<<<<

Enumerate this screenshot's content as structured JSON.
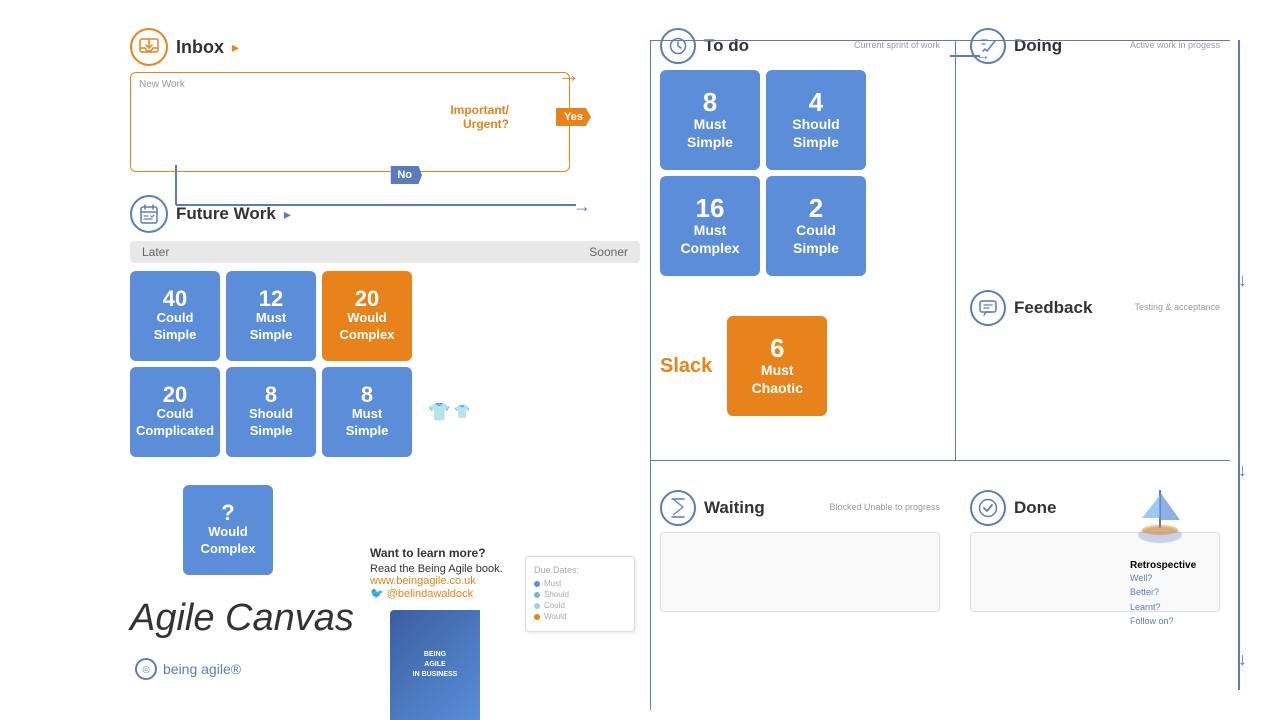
{
  "inbox": {
    "title": "Inbox",
    "arrow": "▸",
    "new_work_label": "New Work",
    "important_urgent": "Important/\nUrgent?",
    "yes_label": "Yes",
    "no_label": "No"
  },
  "future_work": {
    "title": "Future Work",
    "arrow": "▸",
    "later_label": "Later",
    "sooner_label": "Sooner",
    "cards": [
      {
        "number": "40",
        "line1": "Could",
        "line2": "Simple",
        "type": "blue"
      },
      {
        "number": "12",
        "line1": "Must",
        "line2": "Simple",
        "type": "blue"
      },
      {
        "number": "20",
        "line1": "Would",
        "line2": "Complex",
        "type": "orange"
      },
      {
        "number": "20",
        "line1": "Could",
        "line2": "Complicated",
        "type": "blue"
      },
      {
        "number": "8",
        "line1": "Should",
        "line2": "Simple",
        "type": "blue"
      },
      {
        "number": "8",
        "line1": "Must",
        "line2": "Simple",
        "type": "blue"
      }
    ],
    "bottom_card": {
      "number": "?",
      "line1": "Would",
      "line2": "Complex",
      "type": "blue"
    },
    "due_dates_title": "Due Dates:",
    "legend_items": [
      {
        "label": "Must",
        "color": "#5b8dd9"
      },
      {
        "label": "Should",
        "color": "#7ab0e8"
      },
      {
        "label": "Could",
        "color": "#a8caf0"
      },
      {
        "label": "Would",
        "color": "#e8821a"
      }
    ]
  },
  "to_do": {
    "title": "To do",
    "subtitle": "Current sprint of work",
    "cards": [
      {
        "number": "8",
        "line1": "Must",
        "line2": "Simple",
        "type": "blue"
      },
      {
        "number": "4",
        "line1": "Should",
        "line2": "Simple",
        "type": "blue"
      },
      {
        "number": "16",
        "line1": "Must",
        "line2": "Complex",
        "type": "blue"
      },
      {
        "number": "2",
        "line1": "Could",
        "line2": "Simple",
        "type": "blue"
      }
    ],
    "slack_label": "Slack",
    "slack_card": {
      "number": "6",
      "line1": "Must",
      "line2": "Chaotic",
      "type": "orange"
    }
  },
  "doing": {
    "title": "Doing",
    "subtitle": "Active work\nin progess"
  },
  "feedback": {
    "title": "Feedback",
    "subtitle": "Testing &\nacceptance"
  },
  "waiting": {
    "title": "Waiting",
    "subtitle": "Blocked\nUnable to progress"
  },
  "done": {
    "title": "Done"
  },
  "retrospective": {
    "title": "Retrospective",
    "items": [
      "Well?",
      "Better?",
      "Learnt?",
      "Follow on?"
    ]
  },
  "agile_canvas": {
    "title": "Agile Canvas",
    "brand": "being agile®"
  },
  "learn_more": {
    "heading": "Want to learn more?",
    "text": "Read the Being Agile book.",
    "website": "www.beingagile.co.uk",
    "twitter": "@belindawaldock"
  },
  "book": {
    "title": "BEING\nAGILE\nIN BUSINESS"
  },
  "icons": {
    "inbox": "📥",
    "future_work": "📋",
    "clock": "⏱",
    "pencil": "✏",
    "chat": "💬",
    "hourglass": "⏳",
    "checkmark": "✓",
    "target": "◎"
  }
}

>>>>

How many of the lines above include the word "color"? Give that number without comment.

4